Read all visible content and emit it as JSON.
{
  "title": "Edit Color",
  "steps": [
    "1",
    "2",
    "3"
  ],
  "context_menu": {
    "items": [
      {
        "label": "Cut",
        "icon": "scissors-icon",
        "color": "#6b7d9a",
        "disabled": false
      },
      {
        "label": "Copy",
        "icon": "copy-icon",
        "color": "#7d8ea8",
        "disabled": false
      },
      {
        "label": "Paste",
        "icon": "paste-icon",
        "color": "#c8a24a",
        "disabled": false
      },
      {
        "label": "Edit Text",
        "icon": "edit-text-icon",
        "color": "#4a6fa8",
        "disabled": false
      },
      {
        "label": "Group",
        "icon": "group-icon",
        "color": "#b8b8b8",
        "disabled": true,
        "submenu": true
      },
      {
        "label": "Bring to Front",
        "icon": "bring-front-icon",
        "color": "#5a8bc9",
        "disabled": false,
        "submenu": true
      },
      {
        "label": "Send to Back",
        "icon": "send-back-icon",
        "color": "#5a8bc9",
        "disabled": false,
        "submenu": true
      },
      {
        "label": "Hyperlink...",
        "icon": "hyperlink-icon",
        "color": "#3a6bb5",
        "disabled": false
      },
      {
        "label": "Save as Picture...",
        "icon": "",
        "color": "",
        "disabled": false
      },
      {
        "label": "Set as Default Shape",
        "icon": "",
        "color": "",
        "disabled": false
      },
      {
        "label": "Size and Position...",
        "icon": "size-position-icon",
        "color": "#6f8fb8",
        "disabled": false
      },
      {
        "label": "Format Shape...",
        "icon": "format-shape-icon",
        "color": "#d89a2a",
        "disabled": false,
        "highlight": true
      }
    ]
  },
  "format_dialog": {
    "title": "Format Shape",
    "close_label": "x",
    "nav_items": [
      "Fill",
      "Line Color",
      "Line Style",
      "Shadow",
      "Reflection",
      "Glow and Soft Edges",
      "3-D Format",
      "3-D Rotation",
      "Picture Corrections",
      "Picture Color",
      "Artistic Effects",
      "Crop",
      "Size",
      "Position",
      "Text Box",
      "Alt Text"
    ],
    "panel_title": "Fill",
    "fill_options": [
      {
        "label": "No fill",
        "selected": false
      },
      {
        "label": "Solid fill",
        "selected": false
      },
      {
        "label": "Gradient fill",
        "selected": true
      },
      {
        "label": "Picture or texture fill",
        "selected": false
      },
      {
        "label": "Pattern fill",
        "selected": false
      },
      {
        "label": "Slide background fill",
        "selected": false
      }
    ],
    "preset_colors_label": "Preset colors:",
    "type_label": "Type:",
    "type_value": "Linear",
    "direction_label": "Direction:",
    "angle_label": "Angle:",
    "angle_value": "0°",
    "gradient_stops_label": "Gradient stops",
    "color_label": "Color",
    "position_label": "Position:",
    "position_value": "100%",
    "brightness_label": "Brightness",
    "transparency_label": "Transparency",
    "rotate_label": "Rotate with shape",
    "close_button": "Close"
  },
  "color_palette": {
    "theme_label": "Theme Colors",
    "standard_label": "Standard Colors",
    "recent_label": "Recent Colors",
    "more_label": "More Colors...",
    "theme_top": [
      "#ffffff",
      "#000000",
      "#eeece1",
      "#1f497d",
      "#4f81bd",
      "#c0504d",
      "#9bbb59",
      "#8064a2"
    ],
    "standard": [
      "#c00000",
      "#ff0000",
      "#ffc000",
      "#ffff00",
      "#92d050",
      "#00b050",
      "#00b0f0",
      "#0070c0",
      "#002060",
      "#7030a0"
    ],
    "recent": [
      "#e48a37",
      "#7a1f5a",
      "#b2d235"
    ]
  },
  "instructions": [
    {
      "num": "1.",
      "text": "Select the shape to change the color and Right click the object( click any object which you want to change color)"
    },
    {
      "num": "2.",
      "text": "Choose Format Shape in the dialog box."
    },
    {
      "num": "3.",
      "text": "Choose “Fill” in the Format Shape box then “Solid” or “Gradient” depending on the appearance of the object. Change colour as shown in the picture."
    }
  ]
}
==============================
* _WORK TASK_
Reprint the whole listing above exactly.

* _OUTPUT BELOW_
Read all visible content and emit it as JSON.
{
  "title": "Edit Color",
  "steps": [
    "1",
    "2",
    "3"
  ],
  "context_menu": {
    "items": [
      {
        "label": "Cut",
        "icon": "scissors-icon",
        "color": "#6b7d9a",
        "disabled": false
      },
      {
        "label": "Copy",
        "icon": "copy-icon",
        "color": "#7d8ea8",
        "disabled": false
      },
      {
        "label": "Paste",
        "icon": "paste-icon",
        "color": "#c8a24a",
        "disabled": false
      },
      {
        "label": "Edit Text",
        "icon": "edit-text-icon",
        "color": "#4a6fa8",
        "disabled": false
      },
      {
        "label": "Group",
        "icon": "group-icon",
        "color": "#b8b8b8",
        "disabled": true,
        "submenu": true
      },
      {
        "label": "Bring to Front",
        "icon": "bring-front-icon",
        "color": "#5a8bc9",
        "disabled": false,
        "submenu": true
      },
      {
        "label": "Send to Back",
        "icon": "send-back-icon",
        "color": "#5a8bc9",
        "disabled": false,
        "submenu": true
      },
      {
        "label": "Hyperlink...",
        "icon": "hyperlink-icon",
        "color": "#3a6bb5",
        "disabled": false
      },
      {
        "label": "Save as Picture...",
        "icon": "",
        "color": "",
        "disabled": false
      },
      {
        "label": "Set as Default Shape",
        "icon": "",
        "color": "",
        "disabled": false
      },
      {
        "label": "Size and Position...",
        "icon": "size-position-icon",
        "color": "#6f8fb8",
        "disabled": false
      },
      {
        "label": "Format Shape...",
        "icon": "format-shape-icon",
        "color": "#d89a2a",
        "disabled": false,
        "highlight": true
      }
    ]
  },
  "format_dialog": {
    "title": "Format Shape",
    "close_label": "x",
    "nav_items": [
      "Fill",
      "Line Color",
      "Line Style",
      "Shadow",
      "Reflection",
      "Glow and Soft Edges",
      "3-D Format",
      "3-D Rotation",
      "Picture Corrections",
      "Picture Color",
      "Artistic Effects",
      "Crop",
      "Size",
      "Position",
      "Text Box",
      "Alt Text"
    ],
    "panel_title": "Fill",
    "fill_options": [
      {
        "label": "No fill",
        "selected": false
      },
      {
        "label": "Solid fill",
        "selected": false
      },
      {
        "label": "Gradient fill",
        "selected": true
      },
      {
        "label": "Picture or texture fill",
        "selected": false
      },
      {
        "label": "Pattern fill",
        "selected": false
      },
      {
        "label": "Slide background fill",
        "selected": false
      }
    ],
    "preset_colors_label": "Preset colors:",
    "type_label": "Type:",
    "type_value": "Linear",
    "direction_label": "Direction:",
    "angle_label": "Angle:",
    "angle_value": "0°",
    "gradient_stops_label": "Gradient stops",
    "color_label": "Color",
    "position_label": "Position:",
    "position_value": "100%",
    "brightness_label": "Brightness",
    "transparency_label": "Transparency",
    "rotate_label": "Rotate with shape",
    "close_button": "Close"
  },
  "color_palette": {
    "theme_label": "Theme Colors",
    "standard_label": "Standard Colors",
    "recent_label": "Recent Colors",
    "more_label": "More Colors...",
    "theme_top": [
      "#ffffff",
      "#000000",
      "#eeece1",
      "#1f497d",
      "#4f81bd",
      "#c0504d",
      "#9bbb59",
      "#8064a2"
    ],
    "standard": [
      "#c00000",
      "#ff0000",
      "#ffc000",
      "#ffff00",
      "#92d050",
      "#00b050",
      "#00b0f0",
      "#0070c0",
      "#002060",
      "#7030a0"
    ],
    "recent": [
      "#e48a37",
      "#7a1f5a",
      "#b2d235"
    ]
  },
  "instructions": [
    {
      "num": "1.",
      "text": "Select the shape to change the color and Right click the object( click any object which you want to change color)"
    },
    {
      "num": "2.",
      "text": "Choose Format Shape in the dialog box."
    },
    {
      "num": "3.",
      "text": "Choose “Fill” in the Format Shape box then “Solid” or “Gradient” depending on the appearance of the object. Change colour as shown in the picture."
    }
  ]
}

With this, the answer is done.